## [Work to complete]
Wherever the word "watch" appears in a line of the records, copy that line.

## [Source data]
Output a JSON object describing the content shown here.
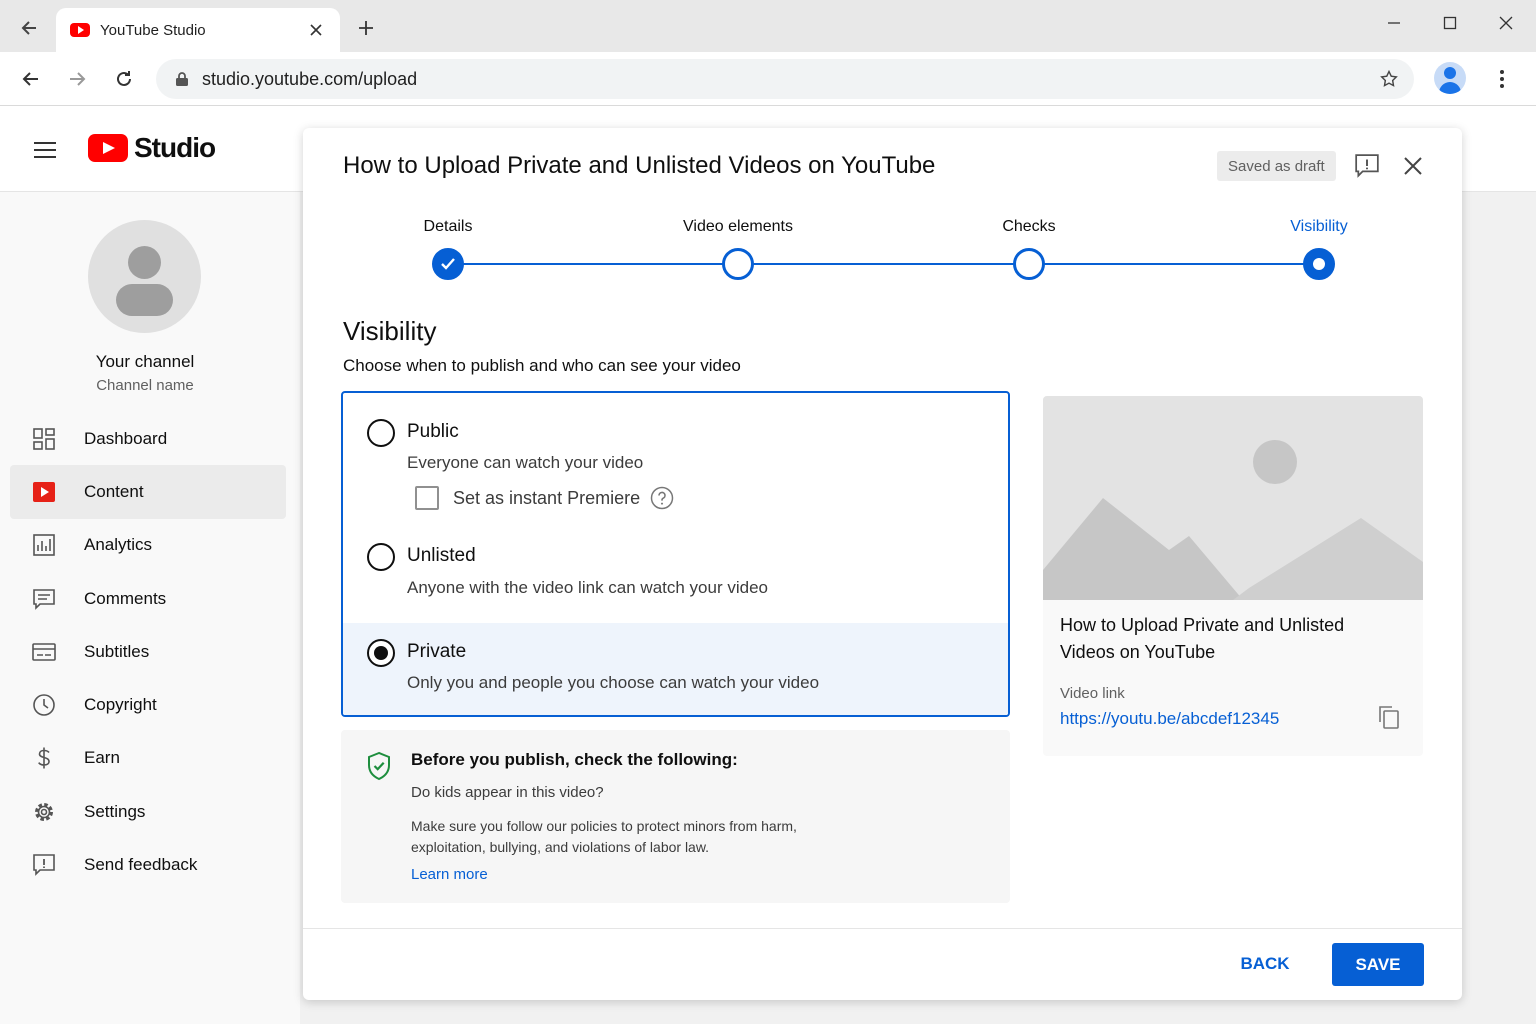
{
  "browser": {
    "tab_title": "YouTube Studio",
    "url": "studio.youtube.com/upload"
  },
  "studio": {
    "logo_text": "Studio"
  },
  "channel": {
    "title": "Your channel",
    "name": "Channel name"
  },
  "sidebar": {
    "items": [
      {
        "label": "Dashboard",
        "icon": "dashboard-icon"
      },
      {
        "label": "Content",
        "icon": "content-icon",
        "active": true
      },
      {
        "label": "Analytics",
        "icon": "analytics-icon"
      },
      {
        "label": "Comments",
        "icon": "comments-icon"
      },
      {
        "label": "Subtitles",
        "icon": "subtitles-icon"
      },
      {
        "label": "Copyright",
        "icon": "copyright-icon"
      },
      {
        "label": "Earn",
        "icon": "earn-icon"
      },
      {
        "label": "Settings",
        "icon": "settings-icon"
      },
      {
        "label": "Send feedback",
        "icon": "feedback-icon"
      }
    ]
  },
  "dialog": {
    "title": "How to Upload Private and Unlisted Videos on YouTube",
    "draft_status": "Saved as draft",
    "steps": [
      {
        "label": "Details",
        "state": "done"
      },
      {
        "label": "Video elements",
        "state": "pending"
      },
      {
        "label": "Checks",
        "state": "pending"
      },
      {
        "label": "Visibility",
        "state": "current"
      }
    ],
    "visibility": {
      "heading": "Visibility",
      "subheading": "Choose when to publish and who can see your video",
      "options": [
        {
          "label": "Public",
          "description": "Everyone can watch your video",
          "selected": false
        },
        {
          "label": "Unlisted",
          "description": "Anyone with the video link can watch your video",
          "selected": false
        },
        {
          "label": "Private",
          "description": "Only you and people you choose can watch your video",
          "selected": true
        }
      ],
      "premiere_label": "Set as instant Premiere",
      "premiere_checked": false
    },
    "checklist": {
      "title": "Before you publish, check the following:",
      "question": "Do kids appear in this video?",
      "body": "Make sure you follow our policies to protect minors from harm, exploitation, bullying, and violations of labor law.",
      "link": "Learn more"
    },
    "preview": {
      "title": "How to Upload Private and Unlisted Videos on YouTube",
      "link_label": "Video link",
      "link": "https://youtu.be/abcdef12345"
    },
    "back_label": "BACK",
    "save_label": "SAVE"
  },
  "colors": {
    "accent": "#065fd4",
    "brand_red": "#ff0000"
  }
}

## [Task solution]
          "description": "Everyone can watch your video",
          "description": "Anyone with the video link can watch your video",
          "description": "Only you and people you choose can watch your video",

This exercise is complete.